  • The feast of San Isidro is celebrated on May 15.
  • The feast of San Juan and traditional bonfires is celebrated in the district of Parramera on June 24.
  • Following a referendum held in 1987, there was discussion about the possible change from the traditional date of the Ecce Homo festivities which were held on the third weekend of September. It was decided to move them from September to August in order to facilitate the participation of Ausejo natives who, having moved to other areas, return to their native homes during the holiday season.
  • August 9 marks the day of the Virgen de la Antigua and on the 15th there is another pilgrimage to the shrine of the Virgen de la Antigua. The festivities usually last from the 8th to the 12th of August.
  • The feast of San Miguel is celebrated on September 29.

Famous persons[edit]

Prominent historical individuals from Ausejo include:

  • Pedro de Merino, light cavalry soldier who captured the Montmonrency marshal at the Battle of Pavia in 1525
  • Juan Gonzalez del Centeno, born in 1583, secretary to Philip IV
  • Francisco del Merino, born in 1602 and notary of the Tribunal of the Holy Office
  • Juan González de Tejada, inquisitor of Valencia in the 17th century
  • Juan José Tejada, born in 1768, Bishop of Solsona and minister general of the Order of Mercy
  • Antonio Paz Merino, counselor of Castile during the reign of Charles IV.

Ausejo anthem[edit]

En el mapa de Rioja existe un pueblo no olvidaré.
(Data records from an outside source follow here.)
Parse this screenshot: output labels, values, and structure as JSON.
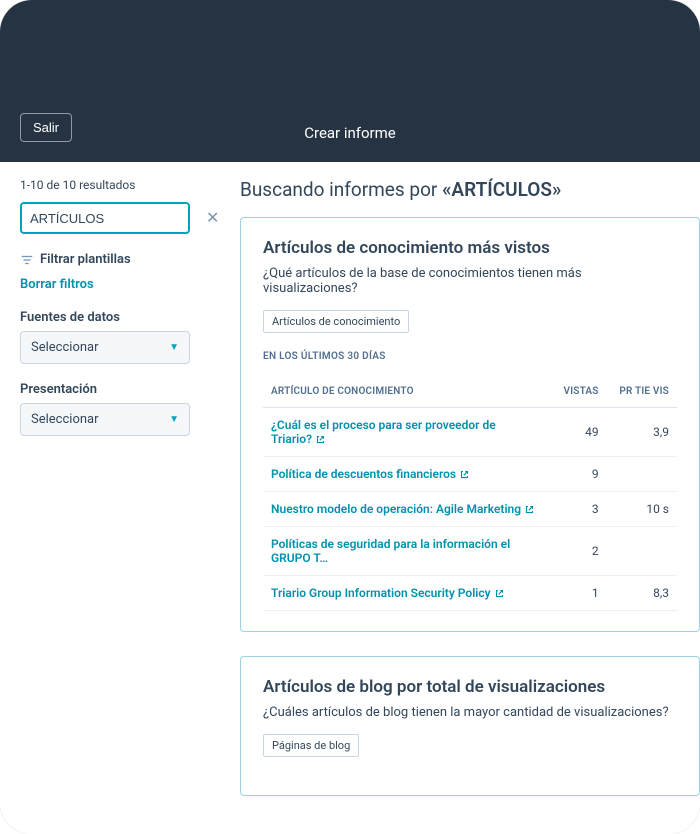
{
  "header": {
    "exit_label": "Salir",
    "title": "Crear informe"
  },
  "sidebar": {
    "results_count": "1-10 de 10 resultados",
    "search_value": "ARTÍCULOS",
    "filter_label": "Filtrar plantillas",
    "clear_filters": "Borrar filtros",
    "data_sources_label": "Fuentes de datos",
    "data_sources_value": "Seleccionar",
    "presentation_label": "Presentación",
    "presentation_value": "Seleccionar"
  },
  "main": {
    "title_prefix": "Buscando informes por ",
    "title_term": "«ARTÍCULOS»"
  },
  "reports": [
    {
      "title": "Artículos de conocimiento más vistos",
      "subtitle": "¿Qué artículos de la base de conocimientos tienen más visualizaciones?",
      "tag": "Artículos de conocimiento",
      "date_range": "EN LOS ÚLTIMOS 30 DÍAS",
      "columns": {
        "article": "ARTÍCULO DE CONOCIMIENTO",
        "views": "VISTAS",
        "time": "PR\nTIE\nVIS"
      },
      "rows": [
        {
          "title": "¿Cuál es el proceso para ser proveedor de Triario?",
          "views": "49",
          "time": "3,9"
        },
        {
          "title": "Política de descuentos financieros",
          "views": "9",
          "time": ""
        },
        {
          "title": "Nuestro modelo de operación: Agile Marketing",
          "views": "3",
          "time": "10 s"
        },
        {
          "title": "Políticas de seguridad para la información el GRUPO T…",
          "views": "2",
          "time": ""
        },
        {
          "title": "Triario Group Information Security Policy",
          "views": "1",
          "time": "8,3"
        }
      ]
    },
    {
      "title": "Artículos de blog por total de visualizaciones",
      "subtitle": "¿Cuáles artículos de blog tienen la mayor cantidad de visualizaciones?",
      "tag": "Páginas de blog"
    }
  ]
}
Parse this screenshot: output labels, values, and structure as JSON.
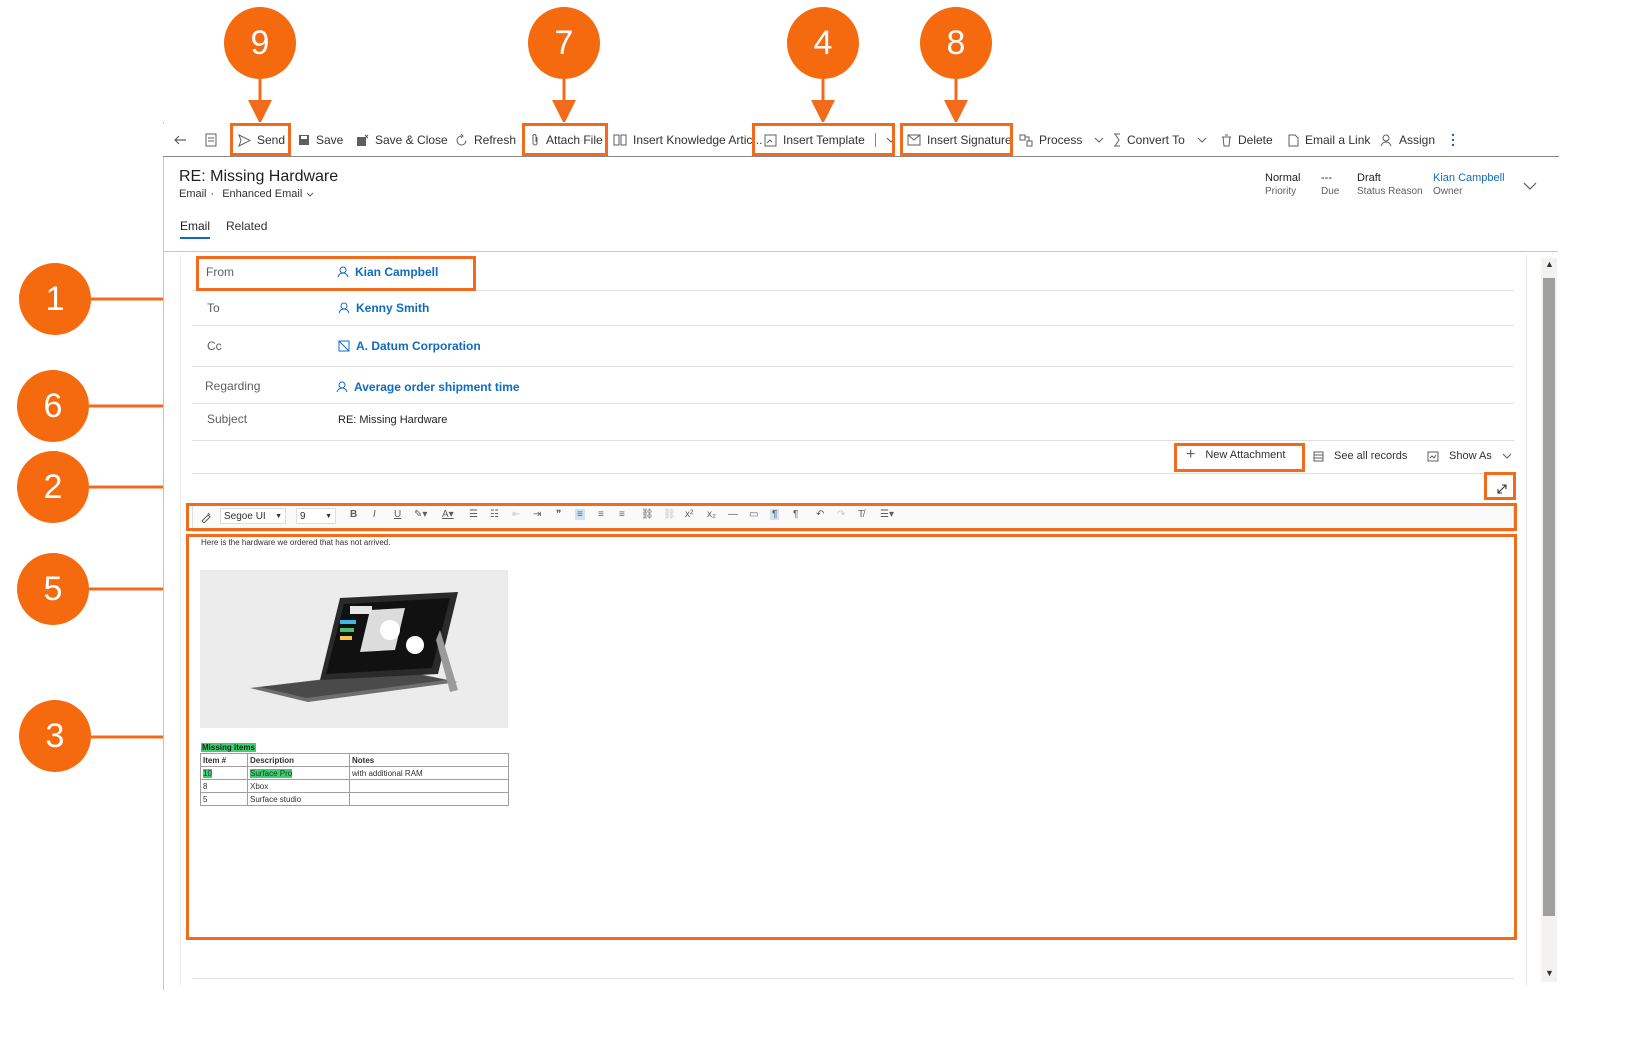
{
  "badges": [
    "9",
    "7",
    "4",
    "8",
    "1",
    "6",
    "2",
    "5",
    "3"
  ],
  "toolbar": {
    "send": "Send",
    "save": "Save",
    "save_close": "Save & Close",
    "refresh": "Refresh",
    "attach_file": "Attach File",
    "insert_knowledge": "Insert Knowledge Artic...",
    "insert_template": "Insert Template",
    "insert_signature": "Insert Signature",
    "process": "Process",
    "convert_to": "Convert To",
    "delete": "Delete",
    "email_link": "Email a Link",
    "assign": "Assign"
  },
  "header": {
    "title": "RE: Missing Hardware",
    "entity": "Email",
    "form": "Enhanced Email",
    "priority_value": "Normal",
    "priority_label": "Priority",
    "due_value": "---",
    "due_label": "Due",
    "status_value": "Draft",
    "status_label": "Status Reason",
    "owner_value": "Kian Campbell",
    "owner_label": "Owner"
  },
  "tabs": [
    "Email",
    "Related"
  ],
  "fields": {
    "from_label": "From",
    "from_value": "Kian Campbell",
    "to_label": "To",
    "to_value": "Kenny Smith",
    "cc_label": "Cc",
    "cc_value": "A. Datum Corporation",
    "regarding_label": "Regarding",
    "regarding_value": "Average order shipment time",
    "subject_label": "Subject",
    "subject_value": "RE: Missing Hardware"
  },
  "attachments": {
    "new_attachment": "New Attachment",
    "see_all": "See all records",
    "show_as": "Show As"
  },
  "editor": {
    "font": "Segoe UI",
    "size": "9",
    "body_text": "Here is the hardware we ordered that has not arrived.",
    "table_title": "Missing items",
    "columns": [
      "Item #",
      "Description",
      "Notes"
    ],
    "rows": [
      [
        "10",
        "Surface Pro",
        "with additional RAM"
      ],
      [
        "8",
        "Xbox",
        ""
      ],
      [
        "5",
        "Surface studio",
        ""
      ]
    ]
  },
  "colors": {
    "accent": "#f5690f",
    "link": "#0f6cbd",
    "highlight": "#3cd070"
  }
}
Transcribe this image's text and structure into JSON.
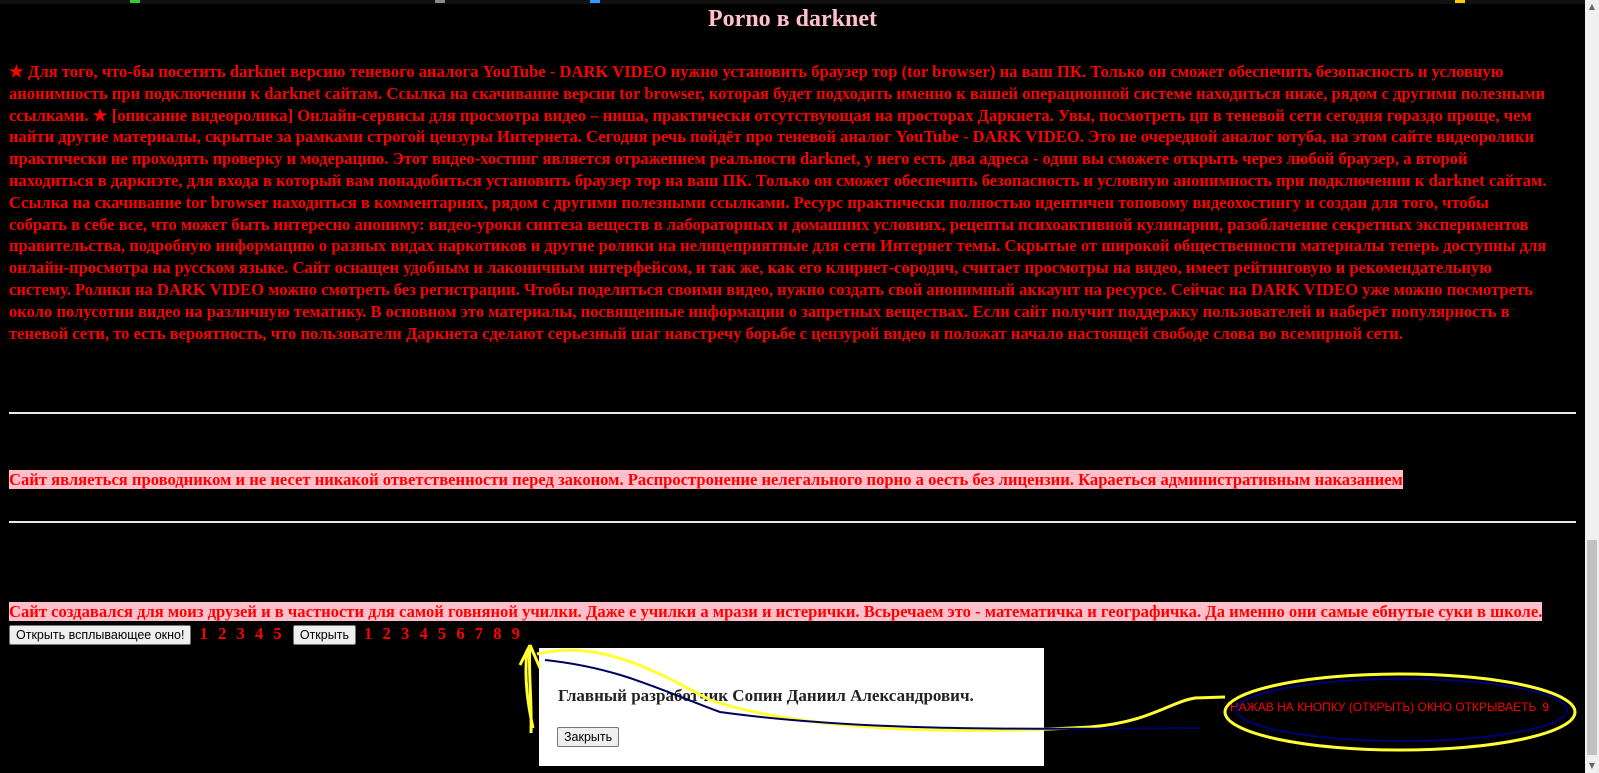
{
  "page": {
    "title": "Porno в darknet",
    "main_text": "★ Для того, что-бы посетить darknet версию теневого аналога YouTube - DARK VIDEO нужно установить браузер тор (tor browser) на ваш ПК. Только он сможет обеспечить безопасность и условную анонимность при подключении к darknet сайтам. Ссылка на скачивание версии tor browser, которая будет подходить именно к вашей операционной системе находиться ниже, рядом с другими полезными ссылками. ★ [описание видеоролика] Онлайн-сервисы для просмотра видео – ниша, практически отсутствующая на просторах Даркнета. Увы, посмотреть цп в теневой сети сегодня гораздо проще, чем найти другие материалы, скрытые за рамками строгой цензуры Интернета. Сегодня речь пойдёт про теневой аналог YouTube - DARK VIDEO. Это не очередной аналог ютуба, на этом сайте видеоролики практически не проходять проверку и модерацию. Этот видео-хостинг является отражением реальности darknet, у него есть два адреса - один вы сможете открыть через любой браузер, а второй находиться в даркнэте, для входа в который вам понадобиться установить браузер тор на ваш ПК. Только он сможет обеспечить безопасность и условную анонимность при подключении к darknet сайтам. Ссылка на скачивание tor browser находиться в комментариях, рядом с другими полезными ссылками. Ресурс практически полностью идентичен топовому видеохостингу и создан для того, чтобы собрать в себе все, что может быть интересно анониму: видео-уроки синтеза веществ в лабораторных и домашних условиях, рецепты психоактивной кулинарии, разоблачение секретных экспериментов правительства, подробную информацию о разных видах наркотиков и другие ролики на нелицеприятные для сети Интернет темы. Скрытые от широкой общественности материалы теперь доступны для онлайн-просмотра на русском языке. Сайт оснащен удобным и лаконичным интерфейсом, и так же, как его клирнет-сородич, считает просмотры на видео, имеет рейтинговую и рекомендательную систему. Ролики на DARK VIDEO можно смотреть без регистрации. Чтобы поделиться своими видео, нужно создать свой анонимный аккаунт на ресурсе. Сейчас на DARK VIDEO уже можно посмотреть около полусотни видео на различную тематику. В основном это материалы, посвященные информации о запретных веществах. Если сайт получит поддержку пользователей и наберёт популярность в теневой сети, то есть вероятность, что пользователи Даркнета сделают серьезный шаг навстречу борьбе с цензурой видео и положат начало настоящей свободе слова во всемирной сети.",
    "disclaimer": "Сайт являеться проводником и не несет никакой ответственности перед законом. Распростронение нелегального порно а оесть без лицензии. Караеться административным наказанием",
    "note": "Сайт создавался для моиз друзей и в частности для самой говняной училки. Даже е училки а мрази и истерички. Всьречаем это - математичка и географичка. Да именно они самые ебнутые суки в школе."
  },
  "buttons": {
    "open_popup": "Открыть всплывающее окно!",
    "numbers_1": "1 2 3 4 5",
    "open": "Открыть",
    "numbers_2": "1 2 3 4 5 6 7 8 9"
  },
  "popup": {
    "message": "Главный разработчик Сопин Даниил Александрович.",
    "close": "Закрыть"
  },
  "annotation": {
    "label": "НАЖАВ НА КНОПКУ (ОТКРЫТЬ) ОКНО ОТКРЫВАЕТЬ",
    "trailing": "9"
  },
  "colors": {
    "text": "#ff0000",
    "highlight": "#ffc0cb",
    "background": "#000000",
    "scribble": "#ffff33"
  }
}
Ausejo de mi vida, que aunque estés lejos le vengo a ver, porque tengo a mis padres y de las cuevas nunca me olvido es la tierra querida donde he nacido.

¡Ay, ay, ay! Mi Ausejo que aunque me voy no te olvido me acuerdo de Las Caveras, y las viñas del Hornillo.

También de Valdarrete, Piezas del Monte y Viayón, tierras inolvidables donde he dejado el puro sudor, y hemos bajado la senda y hemos subido a Piezas del Monte, la fuente de la Madre que no se seque y mane abundante.

Onda Villa, Onda Villa y el pozo que no se seque, si del pozo no sale agua, la hortaliza se me muere.

En Ausejo estoy para disfrutar no te olvidaré jamás.

References[edit]

See also[edit]

Coordinates: 42°21′N 2°10′W / 42.350°N 2.167°W / 42.350; -2.167